Exercise directions -> Every entry below should come back unchanged, except that the pictures are dropped.

*** Dataset entries Section Begins ***

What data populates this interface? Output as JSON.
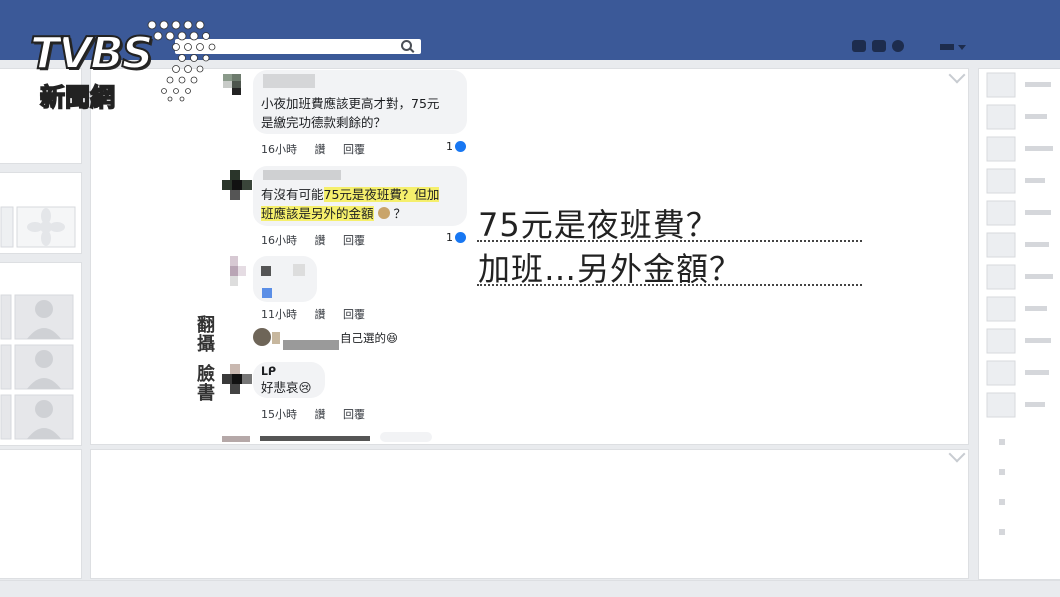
{
  "brand": {
    "logo_main": "TVBS",
    "logo_sub": "新聞網"
  },
  "side_label": [
    "翻",
    "攝",
    "臉",
    "書"
  ],
  "comments": [
    {
      "text_lines": [
        "小夜加班費應該更高才對，75元",
        "是繳完功德款剩餘的？"
      ],
      "time": "16小時",
      "like": "讚",
      "reply": "回覆",
      "reactions": "1"
    },
    {
      "text_lines": [
        "有沒有可能75元是夜班費？但加",
        "班應該是另外的金額",
        "？"
      ],
      "highlight": [
        "75元是夜班費？但加",
        "班應該是另外的金額"
      ],
      "prefix": "有沒有可能",
      "time": "16小時",
      "like": "讚",
      "reply": "回覆",
      "reactions": "1"
    },
    {
      "time": "11小時",
      "like": "讚",
      "reply": "回覆"
    },
    {
      "text": "自己選的😆"
    },
    {
      "name": "ᒪᑭ",
      "text": "好悲哀😢",
      "time": "15小時",
      "like": "讚",
      "reply": "回覆"
    }
  ],
  "headline": {
    "line1": "75元是夜班費？",
    "line2": "加班…另外金額？"
  },
  "colors": {
    "facebook_blue": "#3b5998",
    "highlight_yellow": "#f5ef6c",
    "like_blue": "#1877f2"
  }
}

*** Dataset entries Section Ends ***

Response for this exercise ->
What data populates this interface? Output as JSON.
{
  "brand": {
    "logo_main": "TVBS",
    "logo_sub": "新聞網"
  },
  "side_label": [
    "翻",
    "攝",
    "臉",
    "書"
  ],
  "comments": [
    {
      "text_lines": [
        "小夜加班費應該更高才對，75元",
        "是繳完功德款剩餘的？"
      ],
      "time": "16小時",
      "like": "讚",
      "reply": "回覆",
      "reactions": "1"
    },
    {
      "text_lines": [
        "有沒有可能75元是夜班費？但加",
        "班應該是另外的金額",
        "？"
      ],
      "highlight": [
        "75元是夜班費？但加",
        "班應該是另外的金額"
      ],
      "prefix": "有沒有可能",
      "time": "16小時",
      "like": "讚",
      "reply": "回覆",
      "reactions": "1"
    },
    {
      "time": "11小時",
      "like": "讚",
      "reply": "回覆"
    },
    {
      "text": "自己選的😆"
    },
    {
      "name": "ᒪᑭ",
      "text": "好悲哀😢",
      "time": "15小時",
      "like": "讚",
      "reply": "回覆"
    }
  ],
  "headline": {
    "line1": "75元是夜班費？",
    "line2": "加班…另外金額？"
  },
  "colors": {
    "facebook_blue": "#3b5998",
    "highlight_yellow": "#f5ef6c",
    "like_blue": "#1877f2"
  }
}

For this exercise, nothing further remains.